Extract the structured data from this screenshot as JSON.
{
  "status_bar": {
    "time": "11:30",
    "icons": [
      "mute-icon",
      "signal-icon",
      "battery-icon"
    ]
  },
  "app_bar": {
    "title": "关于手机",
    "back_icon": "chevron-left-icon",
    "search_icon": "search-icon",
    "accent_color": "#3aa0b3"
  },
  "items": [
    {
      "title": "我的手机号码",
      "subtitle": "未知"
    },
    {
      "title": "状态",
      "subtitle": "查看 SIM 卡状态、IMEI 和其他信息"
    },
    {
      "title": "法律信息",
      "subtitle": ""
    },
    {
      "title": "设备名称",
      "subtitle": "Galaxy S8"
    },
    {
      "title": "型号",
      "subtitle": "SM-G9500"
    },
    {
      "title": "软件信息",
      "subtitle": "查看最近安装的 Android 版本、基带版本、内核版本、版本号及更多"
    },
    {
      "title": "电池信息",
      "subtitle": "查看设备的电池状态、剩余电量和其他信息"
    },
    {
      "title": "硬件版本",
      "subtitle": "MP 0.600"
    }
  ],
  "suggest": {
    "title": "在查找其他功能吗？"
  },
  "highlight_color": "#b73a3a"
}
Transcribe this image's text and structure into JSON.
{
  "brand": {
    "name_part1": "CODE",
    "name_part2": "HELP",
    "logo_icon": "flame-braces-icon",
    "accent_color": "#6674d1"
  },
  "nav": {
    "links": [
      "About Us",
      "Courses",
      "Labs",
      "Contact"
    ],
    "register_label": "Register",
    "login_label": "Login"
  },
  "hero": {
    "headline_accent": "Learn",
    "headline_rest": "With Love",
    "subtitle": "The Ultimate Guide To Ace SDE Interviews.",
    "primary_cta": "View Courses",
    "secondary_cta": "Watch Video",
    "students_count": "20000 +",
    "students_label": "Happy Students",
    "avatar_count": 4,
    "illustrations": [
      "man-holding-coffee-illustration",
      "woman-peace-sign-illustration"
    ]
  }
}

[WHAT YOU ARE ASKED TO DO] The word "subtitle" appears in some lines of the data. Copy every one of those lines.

[ANSWER TO THIS TASK]
      "subtitle": "未知"
      "subtitle": "查看 SIM 卡状态、IMEI 和其他信息"
      "subtitle": ""
      "subtitle": "Galaxy S8"
      "subtitle": "SM-G9500"
      "subtitle": "查看最近安装的 Android 版本、基带版本、内核版本、版本号及更多"
      "subtitle": "查看设备的电池状态、剩余电量和其他信息"
      "subtitle": "MP 0.600"
    "subtitle": "The Ultimate Guide To Ace SDE Interviews.",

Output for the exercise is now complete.